Required action:
Tally every line of the entries that contains the string "JSON", then reply with only that number.

:: Records to process ::

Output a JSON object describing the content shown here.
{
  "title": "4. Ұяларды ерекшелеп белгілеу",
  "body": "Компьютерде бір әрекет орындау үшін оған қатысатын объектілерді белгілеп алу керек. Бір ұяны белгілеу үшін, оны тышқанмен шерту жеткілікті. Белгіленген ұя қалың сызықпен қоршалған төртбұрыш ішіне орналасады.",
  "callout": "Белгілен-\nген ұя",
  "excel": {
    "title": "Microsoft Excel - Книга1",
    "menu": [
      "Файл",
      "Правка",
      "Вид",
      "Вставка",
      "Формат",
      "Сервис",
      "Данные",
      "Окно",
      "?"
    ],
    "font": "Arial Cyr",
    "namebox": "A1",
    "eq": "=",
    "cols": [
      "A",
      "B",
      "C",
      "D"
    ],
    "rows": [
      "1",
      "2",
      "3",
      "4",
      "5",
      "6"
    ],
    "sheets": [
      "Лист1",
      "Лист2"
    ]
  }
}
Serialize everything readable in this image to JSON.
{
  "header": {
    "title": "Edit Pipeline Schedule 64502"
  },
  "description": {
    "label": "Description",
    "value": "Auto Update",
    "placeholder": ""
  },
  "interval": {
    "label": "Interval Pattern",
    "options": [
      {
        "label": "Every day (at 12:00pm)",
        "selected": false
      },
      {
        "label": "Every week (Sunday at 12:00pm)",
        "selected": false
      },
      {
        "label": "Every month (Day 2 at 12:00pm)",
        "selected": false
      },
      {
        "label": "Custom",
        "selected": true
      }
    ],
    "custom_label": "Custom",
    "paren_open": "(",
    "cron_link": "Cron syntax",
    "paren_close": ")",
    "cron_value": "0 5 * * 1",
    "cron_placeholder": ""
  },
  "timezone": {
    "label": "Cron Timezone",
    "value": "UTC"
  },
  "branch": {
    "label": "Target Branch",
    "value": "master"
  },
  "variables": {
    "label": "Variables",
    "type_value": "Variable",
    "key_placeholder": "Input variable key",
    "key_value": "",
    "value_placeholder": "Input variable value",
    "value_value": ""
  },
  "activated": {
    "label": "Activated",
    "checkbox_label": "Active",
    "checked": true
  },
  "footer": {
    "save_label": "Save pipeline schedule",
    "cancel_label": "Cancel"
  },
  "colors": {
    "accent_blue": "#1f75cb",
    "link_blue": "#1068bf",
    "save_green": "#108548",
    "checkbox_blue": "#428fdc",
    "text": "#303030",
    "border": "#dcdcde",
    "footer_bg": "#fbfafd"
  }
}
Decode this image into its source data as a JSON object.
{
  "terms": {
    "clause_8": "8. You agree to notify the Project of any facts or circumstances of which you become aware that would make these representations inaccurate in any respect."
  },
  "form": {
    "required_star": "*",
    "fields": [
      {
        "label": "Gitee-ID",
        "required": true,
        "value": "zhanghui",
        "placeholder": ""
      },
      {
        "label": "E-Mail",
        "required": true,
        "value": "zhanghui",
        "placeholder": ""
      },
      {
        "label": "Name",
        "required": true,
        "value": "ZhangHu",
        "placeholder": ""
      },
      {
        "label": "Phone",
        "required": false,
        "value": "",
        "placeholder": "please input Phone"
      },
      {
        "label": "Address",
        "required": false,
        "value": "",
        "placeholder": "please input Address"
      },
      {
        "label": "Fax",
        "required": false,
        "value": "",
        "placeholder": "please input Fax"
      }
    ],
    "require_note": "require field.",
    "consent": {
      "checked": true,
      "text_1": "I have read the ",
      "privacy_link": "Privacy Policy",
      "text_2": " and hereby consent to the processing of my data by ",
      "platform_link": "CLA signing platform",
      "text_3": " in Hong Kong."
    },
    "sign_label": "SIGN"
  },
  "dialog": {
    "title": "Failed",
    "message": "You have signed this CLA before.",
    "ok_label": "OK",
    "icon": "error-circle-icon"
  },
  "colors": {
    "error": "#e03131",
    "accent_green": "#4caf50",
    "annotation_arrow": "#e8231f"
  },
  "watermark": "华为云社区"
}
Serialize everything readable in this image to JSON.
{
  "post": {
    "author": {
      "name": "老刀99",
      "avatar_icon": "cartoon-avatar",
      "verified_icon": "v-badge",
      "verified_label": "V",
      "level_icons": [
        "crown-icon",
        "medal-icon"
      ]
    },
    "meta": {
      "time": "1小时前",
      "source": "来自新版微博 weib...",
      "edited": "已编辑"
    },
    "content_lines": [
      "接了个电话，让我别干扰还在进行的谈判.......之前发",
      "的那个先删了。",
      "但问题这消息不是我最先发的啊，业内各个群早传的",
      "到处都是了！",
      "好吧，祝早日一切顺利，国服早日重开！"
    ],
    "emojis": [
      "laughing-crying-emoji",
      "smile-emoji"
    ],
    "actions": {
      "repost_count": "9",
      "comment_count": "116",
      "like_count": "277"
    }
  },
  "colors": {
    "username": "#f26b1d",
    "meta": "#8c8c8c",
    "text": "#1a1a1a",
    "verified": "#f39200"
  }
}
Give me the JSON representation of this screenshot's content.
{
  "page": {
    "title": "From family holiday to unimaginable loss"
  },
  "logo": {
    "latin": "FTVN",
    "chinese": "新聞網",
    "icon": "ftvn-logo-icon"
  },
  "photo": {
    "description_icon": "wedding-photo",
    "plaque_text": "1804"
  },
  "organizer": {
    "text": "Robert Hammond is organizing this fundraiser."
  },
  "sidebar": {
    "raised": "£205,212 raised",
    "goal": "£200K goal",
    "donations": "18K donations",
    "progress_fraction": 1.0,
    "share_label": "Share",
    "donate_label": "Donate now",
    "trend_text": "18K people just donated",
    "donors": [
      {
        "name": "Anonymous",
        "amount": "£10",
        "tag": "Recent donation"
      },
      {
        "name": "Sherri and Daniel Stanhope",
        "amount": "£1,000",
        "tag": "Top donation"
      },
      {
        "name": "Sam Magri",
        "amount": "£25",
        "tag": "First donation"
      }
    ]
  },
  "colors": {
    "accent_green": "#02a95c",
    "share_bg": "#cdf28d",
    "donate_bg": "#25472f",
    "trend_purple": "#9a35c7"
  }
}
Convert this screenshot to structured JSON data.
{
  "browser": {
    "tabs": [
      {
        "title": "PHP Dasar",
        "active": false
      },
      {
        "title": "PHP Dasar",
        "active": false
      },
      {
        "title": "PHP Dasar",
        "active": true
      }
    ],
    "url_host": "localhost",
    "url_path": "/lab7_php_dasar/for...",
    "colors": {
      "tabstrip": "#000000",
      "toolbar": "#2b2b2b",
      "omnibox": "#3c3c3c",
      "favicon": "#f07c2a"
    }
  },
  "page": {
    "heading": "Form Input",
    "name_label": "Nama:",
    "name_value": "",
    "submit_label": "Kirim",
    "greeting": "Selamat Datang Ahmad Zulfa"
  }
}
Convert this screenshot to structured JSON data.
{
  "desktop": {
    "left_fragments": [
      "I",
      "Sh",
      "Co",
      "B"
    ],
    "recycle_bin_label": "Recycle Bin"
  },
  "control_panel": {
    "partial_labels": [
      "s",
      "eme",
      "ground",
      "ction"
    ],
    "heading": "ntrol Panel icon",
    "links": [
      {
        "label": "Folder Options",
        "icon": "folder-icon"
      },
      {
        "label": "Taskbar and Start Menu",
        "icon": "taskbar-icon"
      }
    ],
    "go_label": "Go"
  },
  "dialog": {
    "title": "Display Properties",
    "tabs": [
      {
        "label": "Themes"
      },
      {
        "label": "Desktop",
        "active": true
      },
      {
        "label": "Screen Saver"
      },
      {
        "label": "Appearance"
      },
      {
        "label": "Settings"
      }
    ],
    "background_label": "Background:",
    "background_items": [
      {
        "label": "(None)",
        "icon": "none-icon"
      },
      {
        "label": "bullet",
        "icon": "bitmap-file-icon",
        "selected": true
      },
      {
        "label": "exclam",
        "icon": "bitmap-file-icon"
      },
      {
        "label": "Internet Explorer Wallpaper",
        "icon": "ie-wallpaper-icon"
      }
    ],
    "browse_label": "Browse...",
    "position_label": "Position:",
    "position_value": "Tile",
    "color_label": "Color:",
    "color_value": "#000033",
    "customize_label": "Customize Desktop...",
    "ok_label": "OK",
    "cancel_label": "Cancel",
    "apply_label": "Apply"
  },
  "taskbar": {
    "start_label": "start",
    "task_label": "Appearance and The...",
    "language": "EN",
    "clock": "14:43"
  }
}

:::

Answer area:
7